EXERCISE DETAILS:
Looking at the entries below, how many lines include the word "title"? Answer with the number alone.

········

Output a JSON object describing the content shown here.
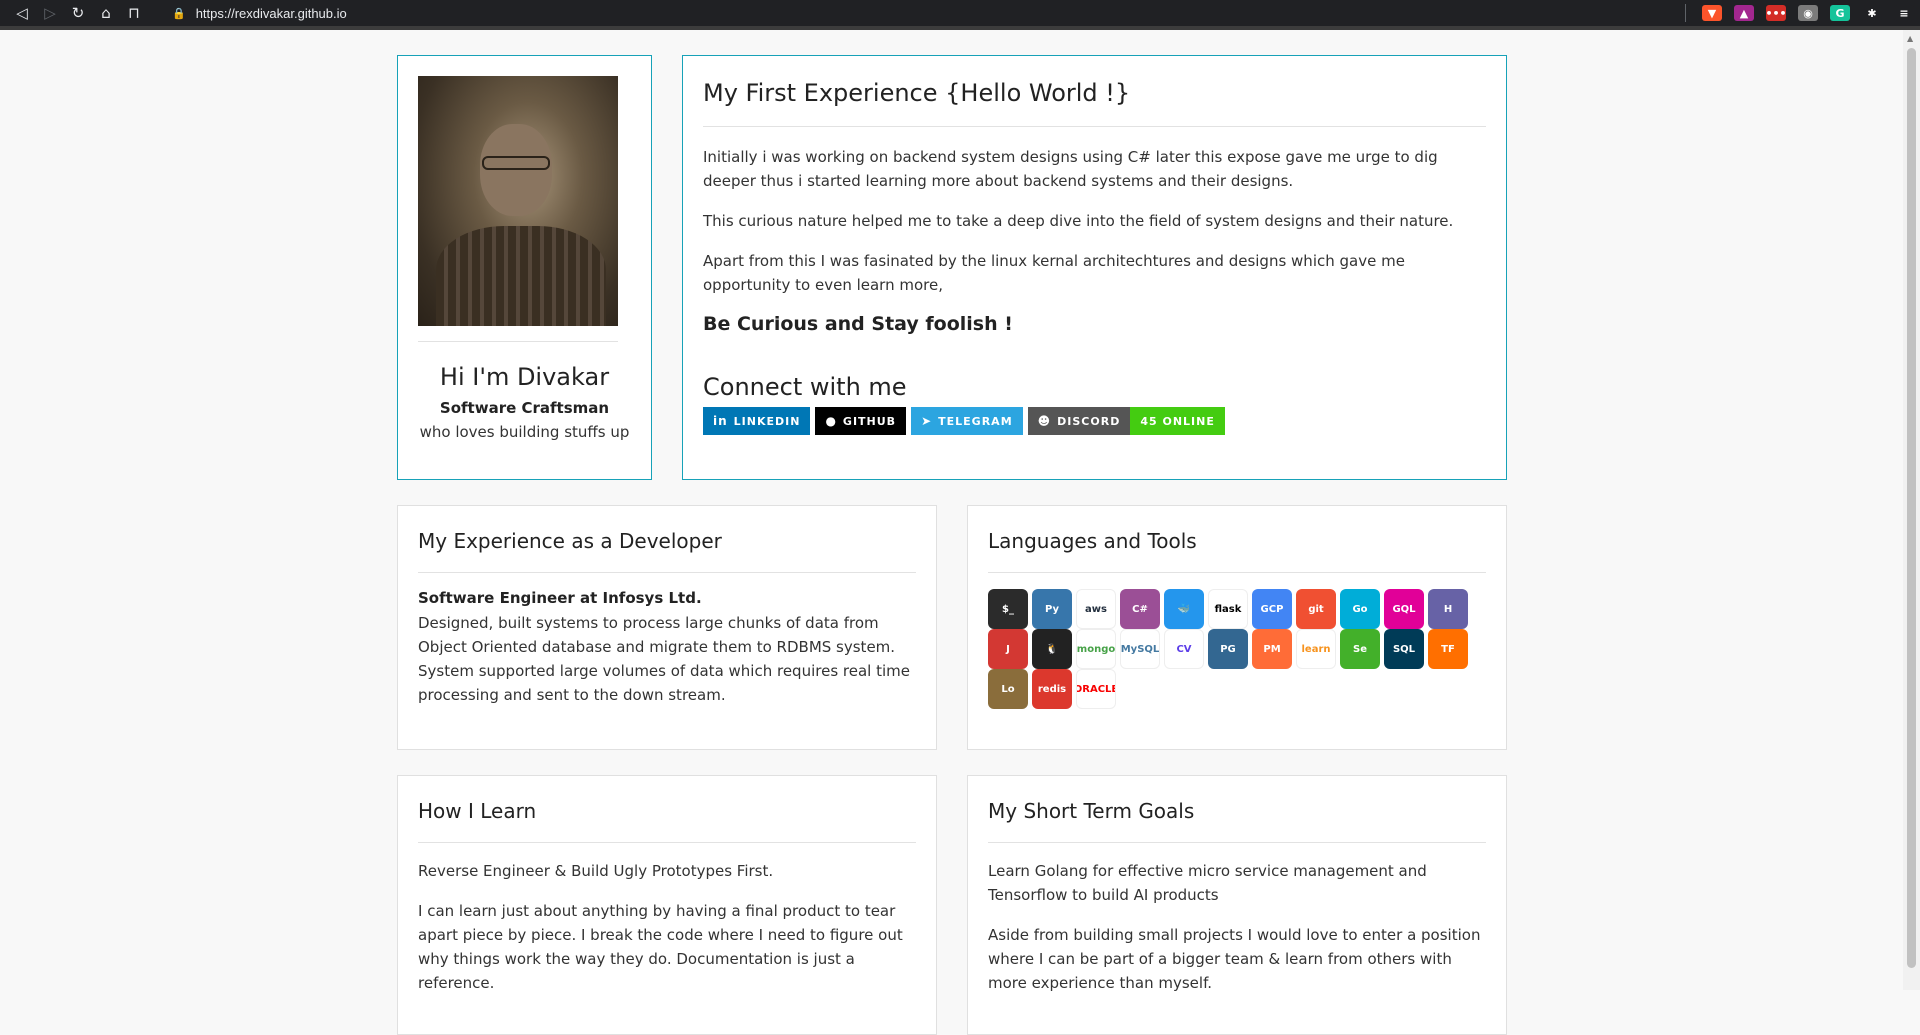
{
  "browser": {
    "url": "https://rexdivakar.github.io",
    "nav_icons": [
      "back-icon",
      "forward-icon",
      "reload-icon",
      "home-icon",
      "bookmark-icon"
    ],
    "extensions": [
      {
        "name": "brave-icon",
        "color": "#fb542b",
        "glyph": "▼"
      },
      {
        "name": "brave-rewards-icon",
        "color": "#a3278f",
        "glyph": "▲"
      },
      {
        "name": "lastpass-icon",
        "color": "#d32d27",
        "glyph": "•••"
      },
      {
        "name": "extension-icon",
        "color": "#7b7b7b",
        "glyph": "◉"
      },
      {
        "name": "grammarly-icon",
        "color": "#15c39a",
        "glyph": "G"
      },
      {
        "name": "puzzle-icon",
        "color": "#202124",
        "glyph": "✱"
      },
      {
        "name": "menu-icon",
        "color": "#202124",
        "glyph": "≡"
      }
    ]
  },
  "profile": {
    "photo_alt": "profile-photo",
    "name": "Hi I'm Divakar",
    "role": "Software Craftsman",
    "tagline": "who loves building stuffs up"
  },
  "intro": {
    "title": "My First Experience {Hello World !}",
    "p1": "Initially i was working on backend system designs using C# later this expose gave me urge to dig deeper thus i started learning more about backend systems and their designs.",
    "p2": "This curious nature helped me to take a deep dive into the field of system designs and their nature.",
    "p3": "Apart from this I was fasinated by the linux kernal architechtures and designs which gave me opportunity to even learn more,",
    "motto": "Be Curious and Stay foolish !",
    "connect": "Connect with me",
    "badges": {
      "linkedin": "LINKEDIN",
      "github": "GITHUB",
      "telegram": "TELEGRAM",
      "discord": "DISCORD",
      "online": "45 ONLINE"
    }
  },
  "experience": {
    "title": "My Experience as a Developer",
    "job": "Software Engineer at Infosys Ltd.",
    "description": "Designed, built systems to process large chunks of data from Object Oriented database and migrate them to RDBMS system. System supported large volumes of data which requires real time processing and sent to the down stream."
  },
  "tools": {
    "title": "Languages and Tools",
    "icons": [
      {
        "name": "bash-icon",
        "bg": "#2b2b2b",
        "label": "$_"
      },
      {
        "name": "python-icon",
        "bg": "#3776ab",
        "label": "Py"
      },
      {
        "name": "aws-icon",
        "bg": "#ffffff",
        "label": "aws",
        "fg": "#232f3e"
      },
      {
        "name": "csharp-icon",
        "bg": "#9b4f96",
        "label": "C#"
      },
      {
        "name": "docker-icon",
        "bg": "#2496ed",
        "label": "🐳"
      },
      {
        "name": "flask-icon",
        "bg": "#ffffff",
        "label": "flask",
        "fg": "#000"
      },
      {
        "name": "gcp-icon",
        "bg": "#4285f4",
        "label": "GCP"
      },
      {
        "name": "git-icon",
        "bg": "#f05032",
        "label": "git"
      },
      {
        "name": "go-icon",
        "bg": "#00add8",
        "label": "Go"
      },
      {
        "name": "graphql-icon",
        "bg": "#e10098",
        "label": "GQL"
      },
      {
        "name": "heroku-icon",
        "bg": "#6762a6",
        "label": "H"
      },
      {
        "name": "jenkins-icon",
        "bg": "#d33833",
        "label": "J"
      },
      {
        "name": "linux-icon",
        "bg": "#222222",
        "label": "🐧"
      },
      {
        "name": "mongodb-icon",
        "bg": "#ffffff",
        "label": "mongo",
        "fg": "#47a248"
      },
      {
        "name": "mysql-icon",
        "bg": "#ffffff",
        "label": "MySQL",
        "fg": "#4479a1"
      },
      {
        "name": "opencv-icon",
        "bg": "#ffffff",
        "label": "CV",
        "fg": "#5c3ee8"
      },
      {
        "name": "postgresql-icon",
        "bg": "#336791",
        "label": "PG"
      },
      {
        "name": "postman-icon",
        "bg": "#ff6c37",
        "label": "PM"
      },
      {
        "name": "scikit-learn-icon",
        "bg": "#ffffff",
        "label": "learn",
        "fg": "#f7931e"
      },
      {
        "name": "selenium-icon",
        "bg": "#43b02a",
        "label": "Se"
      },
      {
        "name": "sqlite-icon",
        "bg": "#003b57",
        "label": "SQL"
      },
      {
        "name": "tensorflow-icon",
        "bg": "#ff6f00",
        "label": "TF"
      },
      {
        "name": "locust-icon",
        "bg": "#8a6d3b",
        "label": "Lo"
      },
      {
        "name": "redis-icon",
        "bg": "#dc382d",
        "label": "redis"
      },
      {
        "name": "oracle-icon",
        "bg": "#ffffff",
        "label": "ORACLE",
        "fg": "#f80000"
      }
    ]
  },
  "learn": {
    "title": "How I Learn",
    "p1": "Reverse Engineer & Build Ugly Prototypes First.",
    "p2": "I can learn just about anything by having a final product to tear apart piece by piece. I break the code where I need to figure out why things work the way they do. Documentation is just a reference."
  },
  "goals": {
    "title": "My Short Term Goals",
    "p1": "Learn Golang for effective micro service management and Tensorflow to build AI products",
    "p2": "Aside from building small projects I would love to enter a position where I can be part of a bigger team & learn from others with more experience than myself."
  }
}
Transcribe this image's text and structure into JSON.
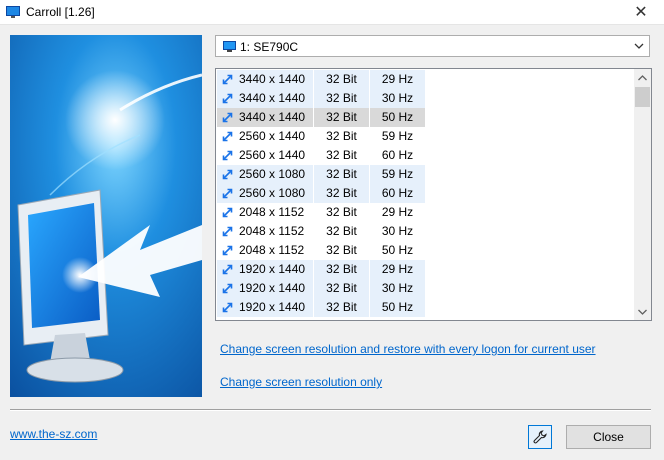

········

ANSWER FOR THIS EXERCISE:
5